**Problem requirements:** Where the string "replies" occurs in the material below, report the whole line.

**Data provided:**
· · ·

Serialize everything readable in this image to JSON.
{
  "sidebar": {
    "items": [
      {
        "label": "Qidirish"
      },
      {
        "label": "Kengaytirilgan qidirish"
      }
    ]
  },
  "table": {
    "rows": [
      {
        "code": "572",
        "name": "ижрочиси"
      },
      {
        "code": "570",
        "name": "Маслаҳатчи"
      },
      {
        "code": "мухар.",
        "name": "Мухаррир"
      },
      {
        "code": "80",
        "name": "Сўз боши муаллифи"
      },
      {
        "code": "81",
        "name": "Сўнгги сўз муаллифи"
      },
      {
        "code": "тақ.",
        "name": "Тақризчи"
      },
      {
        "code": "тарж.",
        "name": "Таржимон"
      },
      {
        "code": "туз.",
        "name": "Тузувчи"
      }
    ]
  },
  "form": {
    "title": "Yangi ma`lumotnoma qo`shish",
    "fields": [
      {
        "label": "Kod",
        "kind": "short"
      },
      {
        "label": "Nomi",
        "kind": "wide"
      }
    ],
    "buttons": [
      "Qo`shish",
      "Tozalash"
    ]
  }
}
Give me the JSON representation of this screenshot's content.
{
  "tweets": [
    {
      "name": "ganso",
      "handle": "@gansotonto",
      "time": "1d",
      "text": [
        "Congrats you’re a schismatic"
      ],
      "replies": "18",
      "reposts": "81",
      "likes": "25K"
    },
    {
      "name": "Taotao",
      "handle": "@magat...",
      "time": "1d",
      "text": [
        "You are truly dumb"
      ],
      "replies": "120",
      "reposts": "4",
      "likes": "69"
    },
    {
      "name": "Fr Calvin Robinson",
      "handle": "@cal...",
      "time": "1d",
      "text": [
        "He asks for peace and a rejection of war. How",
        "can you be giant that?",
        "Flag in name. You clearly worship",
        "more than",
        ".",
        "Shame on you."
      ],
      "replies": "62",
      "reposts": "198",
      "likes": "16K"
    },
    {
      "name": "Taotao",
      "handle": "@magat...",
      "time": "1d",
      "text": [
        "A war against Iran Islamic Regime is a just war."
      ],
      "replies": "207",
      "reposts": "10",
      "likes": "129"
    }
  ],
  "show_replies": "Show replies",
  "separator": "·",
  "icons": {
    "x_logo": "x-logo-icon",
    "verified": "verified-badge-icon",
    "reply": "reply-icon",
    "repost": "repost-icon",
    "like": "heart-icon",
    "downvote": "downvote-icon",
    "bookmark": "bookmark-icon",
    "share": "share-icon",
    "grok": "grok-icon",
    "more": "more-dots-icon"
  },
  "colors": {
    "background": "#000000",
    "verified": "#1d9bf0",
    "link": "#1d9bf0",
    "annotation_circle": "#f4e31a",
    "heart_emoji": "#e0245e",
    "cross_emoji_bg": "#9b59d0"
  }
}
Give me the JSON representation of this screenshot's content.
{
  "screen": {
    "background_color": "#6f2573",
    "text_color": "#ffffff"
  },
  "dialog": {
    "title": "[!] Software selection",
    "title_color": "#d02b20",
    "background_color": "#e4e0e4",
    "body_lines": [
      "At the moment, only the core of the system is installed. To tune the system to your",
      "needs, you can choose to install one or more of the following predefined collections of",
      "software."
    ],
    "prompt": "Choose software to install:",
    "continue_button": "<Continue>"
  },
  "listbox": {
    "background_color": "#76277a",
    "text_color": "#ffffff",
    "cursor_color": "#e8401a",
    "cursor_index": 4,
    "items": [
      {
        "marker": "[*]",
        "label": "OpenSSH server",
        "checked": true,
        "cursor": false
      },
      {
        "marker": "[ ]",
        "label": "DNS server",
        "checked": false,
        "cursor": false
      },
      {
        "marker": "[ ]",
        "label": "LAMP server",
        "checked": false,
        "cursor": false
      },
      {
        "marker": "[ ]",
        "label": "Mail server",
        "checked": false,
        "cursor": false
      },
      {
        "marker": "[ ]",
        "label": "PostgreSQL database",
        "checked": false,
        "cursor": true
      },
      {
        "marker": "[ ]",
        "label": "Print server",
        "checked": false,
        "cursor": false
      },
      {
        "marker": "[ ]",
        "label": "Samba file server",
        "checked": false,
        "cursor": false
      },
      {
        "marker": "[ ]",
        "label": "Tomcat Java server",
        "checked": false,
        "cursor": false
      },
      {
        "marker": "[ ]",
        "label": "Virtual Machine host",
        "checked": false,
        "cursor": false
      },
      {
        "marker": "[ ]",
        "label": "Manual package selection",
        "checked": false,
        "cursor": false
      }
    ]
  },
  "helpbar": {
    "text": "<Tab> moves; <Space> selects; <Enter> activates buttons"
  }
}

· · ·

**Response area:**
      "replies": "18",
      "replies": "120",
      "replies": "62",
      "replies": "207",
  "show_replies": "Show replies",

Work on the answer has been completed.